The end of the regular legislative session on Wednesday night marked the end of the road, at least for this year, for anything not on Gov. Mike Dunleavy’s call for the special session that started on Thursday. That includes two worker-focused measures that would have paid parents on unemployment a per-child boost and provided essential workers and laid off workers with tuition assistance for college or job training.
Legislators won’t be able to advance either measure during the 30-day special session, which is largely focused on passing the state’s operating budget, but at least one worker-focused measure is still alive in the budget. Through an amendment on the Senate floor, the budget contains a proposal to pay up to a $1,200 return-to-work bonus for people on unemployment as of May 19 (the day the amendment was approved) and stay on the job for a month.
The measure, which was proposed by Anchorage Democratic Sen. Bill Wielechowski, would pay the $1,200 bonus to people taking a job and working at least 30 hours per week for one month. It would also pay a $600 bonus to people returning to work for between 20 and 30 hours a week for one month. It’s similar to a proposal in Montana.
“This is actually based on a number of, quite frankly, Republican proposals,” Wielechowski said during the debate on Wednesday. “What it does is what it says. If you’re on unemployment as of today—and I picked today because I don’t want people rushing to try to game the system—and you go back to work and you stay at work for four weeks, you get a $1,200 bonus. … I don’t care if it’s Republican or Democrat, I think it’s a good idea. It’s about getting Alaskans back to work and will help some people in the service industry who are struggling to get people back to work.”
The seeks a middle ground between progressive and conservative legislators who’ve clashed over the underlying causes of the labor shortage throughout the country as businesses try to hire up as the economy reopens from the pandemic. While conservatives have been quick to blame the federally funded $300 per week boost to unemployment for driving people to stay home rather than return to low-wage jobs, economists and pro-worker legislators have warned it’s more complicated and that other issues, such as the lack of affordable child care and living wages, should be taken into consideration.
The Dunleavy administration joined a growing group of Republican states to cut off the federal boost to unemployment three months earlier than provided by the feds. An attempt to reverse that through the budget failed on a 10-10 vote in the Senate.

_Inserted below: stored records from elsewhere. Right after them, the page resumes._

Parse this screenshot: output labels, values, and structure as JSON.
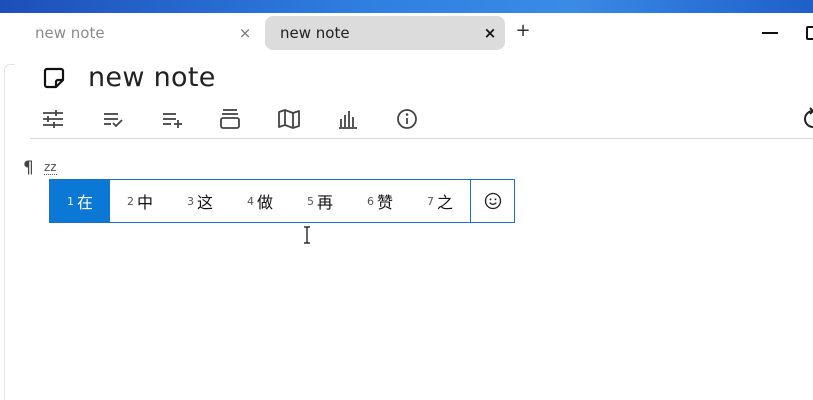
{
  "tabs": [
    {
      "label": "new note",
      "close": "×",
      "active": false
    },
    {
      "label": "new note",
      "close": "×",
      "active": true
    }
  ],
  "new_tab_label": "+",
  "note": {
    "title": "new note"
  },
  "toolbar_icons": [
    "sliders-icon",
    "checklist-icon",
    "add-list-icon",
    "archive-icon",
    "map-icon",
    "bar-chart-icon",
    "info-icon",
    "refresh-icon"
  ],
  "editor": {
    "pilcrow": "¶",
    "composition": "zz"
  },
  "ime": {
    "candidates": [
      {
        "num": "1",
        "char": "在"
      },
      {
        "num": "2",
        "char": "中"
      },
      {
        "num": "3",
        "char": "这"
      },
      {
        "num": "4",
        "char": "做"
      },
      {
        "num": "5",
        "char": "再"
      },
      {
        "num": "6",
        "char": "赞"
      },
      {
        "num": "7",
        "char": "之"
      }
    ],
    "selected_index": 0,
    "emoji_icon": "smiley-icon"
  },
  "colors": {
    "accent": "#0a78d4",
    "border": "#1f6fc4",
    "tab_active_bg": "#dcdcdc"
  }
}
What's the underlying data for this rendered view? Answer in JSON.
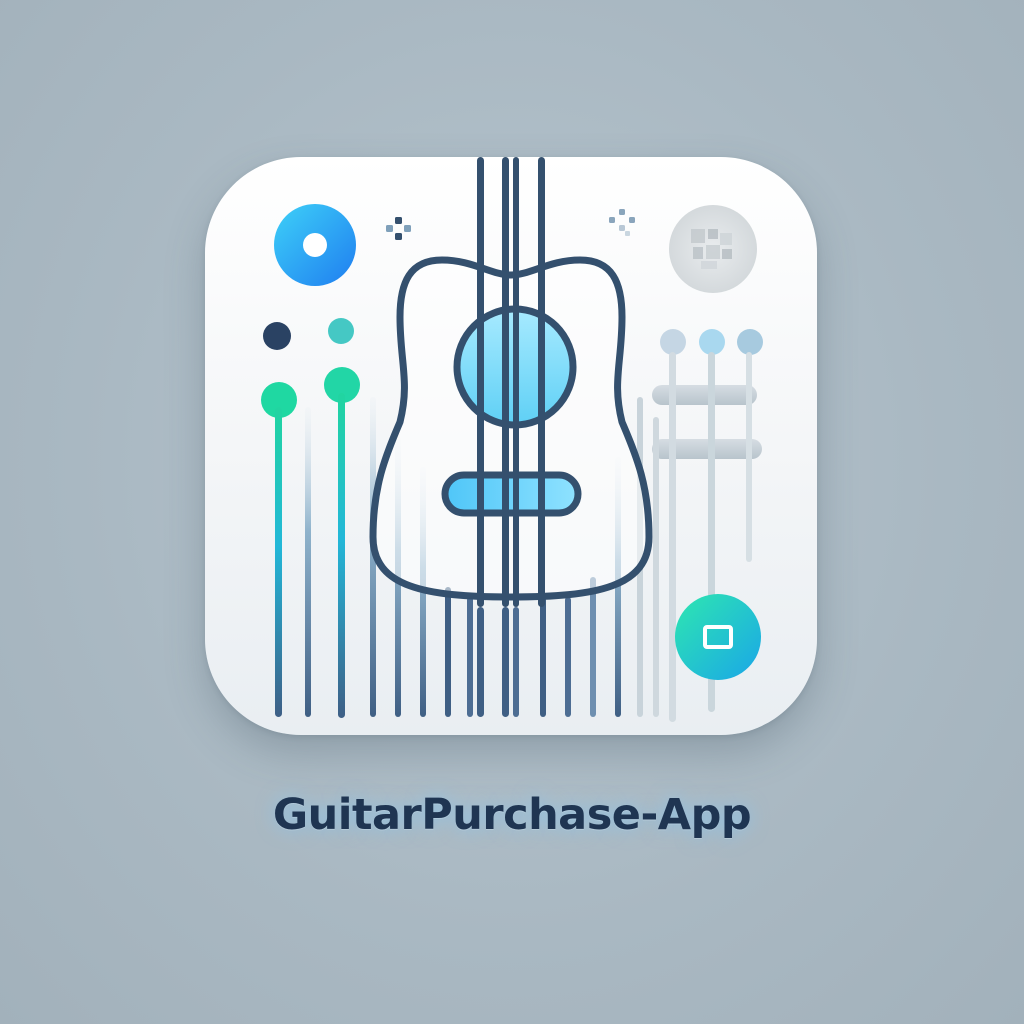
{
  "app": {
    "name": "GuitarPurchase-App"
  },
  "colors": {
    "background": "#a9b8c2",
    "tile": "#ffffff",
    "outline": "#34506e",
    "accent_blue": "#27a3f5",
    "accent_green": "#1fd3a5",
    "accent_teal": "#48c1c9",
    "muted_gray": "#c7d0d6",
    "title_text": "#1f3552"
  },
  "icons": {
    "main": "acoustic-guitar-icon",
    "top_left": "record-disc-icon",
    "top_right": "qr-code-icon",
    "bottom_right": "square-button-icon",
    "sparkles": "sparkle-icon",
    "pegs": "tuning-pegs-icon"
  }
}
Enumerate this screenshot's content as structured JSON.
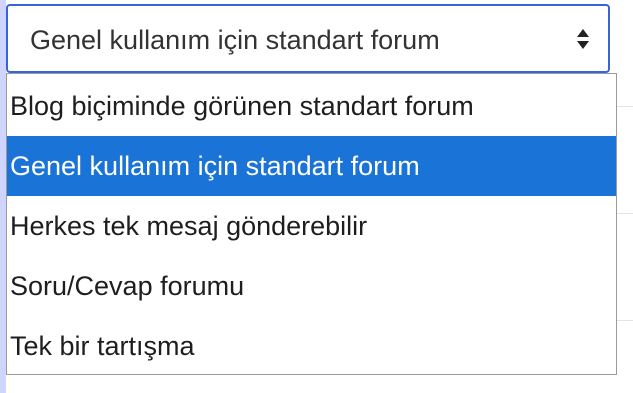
{
  "select": {
    "value": "Genel kullanım için standart forum",
    "caret_icon": "up-down-caret-icon"
  },
  "dropdown": {
    "options": [
      {
        "label": "Blog biçiminde görünen standart forum",
        "selected": false
      },
      {
        "label": "Genel kullanım için standart forum",
        "selected": true
      },
      {
        "label": "Herkes tek mesaj gönderebilir",
        "selected": false
      },
      {
        "label": "Soru/Cevap forumu",
        "selected": false
      },
      {
        "label": "Tek bir tartışma",
        "selected": false
      }
    ]
  },
  "colors": {
    "focus_border": "#3b63d9",
    "selected_background": "#1a73d6",
    "selected_text": "#ffffff",
    "option_text": "#1e1e1e"
  }
}
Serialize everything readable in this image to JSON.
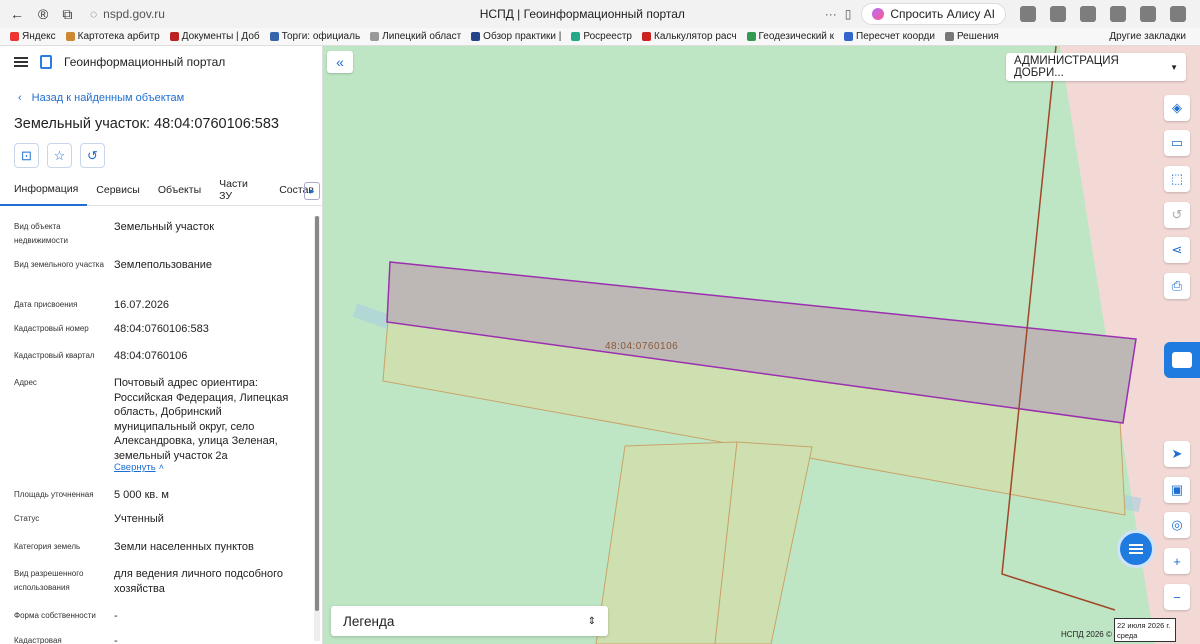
{
  "browser": {
    "url": "nspd.gov.ru",
    "page_title": "НСПД | Геоинформационный портал",
    "alice_label": "Спросить Алису AI",
    "bookmarks": [
      "Яндекс",
      "Картотека арбитр",
      "Документы | Доб",
      "Торги: официаль",
      "Липецкий област",
      "Обзор практики |",
      "Росреестр",
      "Калькулятор расч",
      "Геодезический к",
      "Пересчет коорди",
      "Решения"
    ],
    "other_bookmarks": "Другие закладки"
  },
  "panel": {
    "app_title": "Геоинформационный портал",
    "back_label": "Назад к найденным объектам",
    "object_title": "Земельный участок: 48:04:0760106:583",
    "tabs": [
      "Информация",
      "Сервисы",
      "Объекты",
      "Части ЗУ",
      "Состав"
    ],
    "props": [
      {
        "label": "Вид объекта недвижимости",
        "value": "Земельный участок"
      },
      {
        "label": "Вид земельного участка",
        "value": "Землепользование"
      },
      {
        "label": "Дата присвоения",
        "value": "16.07.2026"
      },
      {
        "label": "Кадастровый номер",
        "value": "48:04:0760106:583"
      },
      {
        "label": "Кадастровый квартал",
        "value": "48:04:0760106"
      },
      {
        "label": "Адрес",
        "value": "Почтовый адрес ориентира: Российская Федерация, Липецкая область, Добринский муниципальный округ, село Александровка, улица Зеленая, земельный участок 2а"
      },
      {
        "label": "Площадь уточненная",
        "value": "5 000 кв. м"
      },
      {
        "label": "Статус",
        "value": "Учтенный"
      },
      {
        "label": "Категория земель",
        "value": "Земли населенных пунктов"
      },
      {
        "label": "Вид разрешенного использования",
        "value": "для ведения личного подсобного хозяйства"
      },
      {
        "label": "Форма собственности",
        "value": "-"
      },
      {
        "label": "Кадастровая",
        "value": "-"
      }
    ],
    "collapse_label": "Свернуть"
  },
  "map": {
    "admin_select": "АДМИНИСТРАЦИЯ ДОБРИ...",
    "parcel_label": "48:04:0760106",
    "legend_label": "Легенда",
    "copyright": "НСПД 2026 ©",
    "date_line1": "22 июля 2026 г.",
    "date_line2": "среда"
  }
}
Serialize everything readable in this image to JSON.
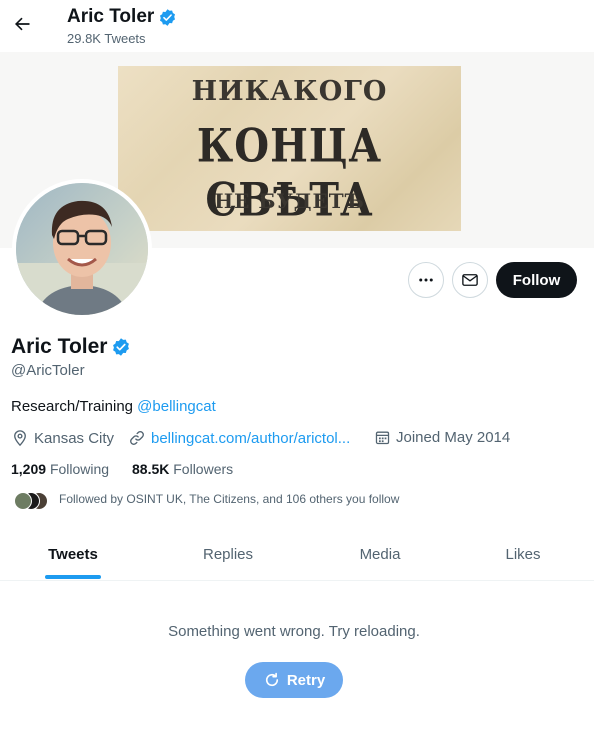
{
  "header": {
    "title": "Aric Toler",
    "tweet_count": "29.8K Tweets"
  },
  "banner": {
    "line1": "НИКАКОГО",
    "line2": "КОНЦА СВѢТА",
    "line3": "НЕ БУДЕТЪ"
  },
  "profile": {
    "display_name": "Aric Toler",
    "handle": "@AricToler",
    "bio_text": "Research/Training ",
    "bio_mention": "@bellingcat",
    "location": "Kansas City",
    "website": "bellingcat.com/author/arictol...",
    "joined": "Joined May 2014",
    "following_count": "1,209",
    "following_label": "Following",
    "followers_count": "88.5K",
    "followers_label": "Followers",
    "followed_by": "Followed by OSINT UK, The Citizens, and 106 others you follow"
  },
  "actions": {
    "follow_label": "Follow"
  },
  "tabs": [
    {
      "label": "Tweets",
      "active": true
    },
    {
      "label": "Replies",
      "active": false
    },
    {
      "label": "Media",
      "active": false
    },
    {
      "label": "Likes",
      "active": false
    }
  ],
  "timeline": {
    "error_message": "Something went wrong. Try reloading.",
    "retry_label": "Retry"
  },
  "colors": {
    "accent": "#1d9bf0",
    "follow_button": "#0f1419",
    "retry_button": "#6ba8ee",
    "secondary_text": "#536471"
  },
  "icons": [
    "back-arrow-icon",
    "verified-badge-icon",
    "more-icon",
    "message-icon",
    "location-icon",
    "link-icon",
    "calendar-icon",
    "refresh-icon"
  ]
}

While the effort to restore the federal unemployment boost failed, the measure to pay the return-to-work bonus passed unanimously.
The budget now heads to negotiations with the House. Because the return-to-work bonus measure was not included in the House version of the budget, it will be one of the many items up for changes but would be likely to survive.
Premium Pay proposal
The House Finance Committee held an overview of the federal American Rescue Plan Act at its Thursday hearing. Though the meeting was largely an update on the evolving federal guidance for how the funds can be used, it did include a mention of the federal legislation’s inclusion of the Premium Pay program. The program would allow the state to create a grant program that businesses could apply for in order to boost pay for employees up to about $13 per hour. There’s no such proposal currently in front of the Legislature, but it could find traction as legislators consider spending plans for the federal funds.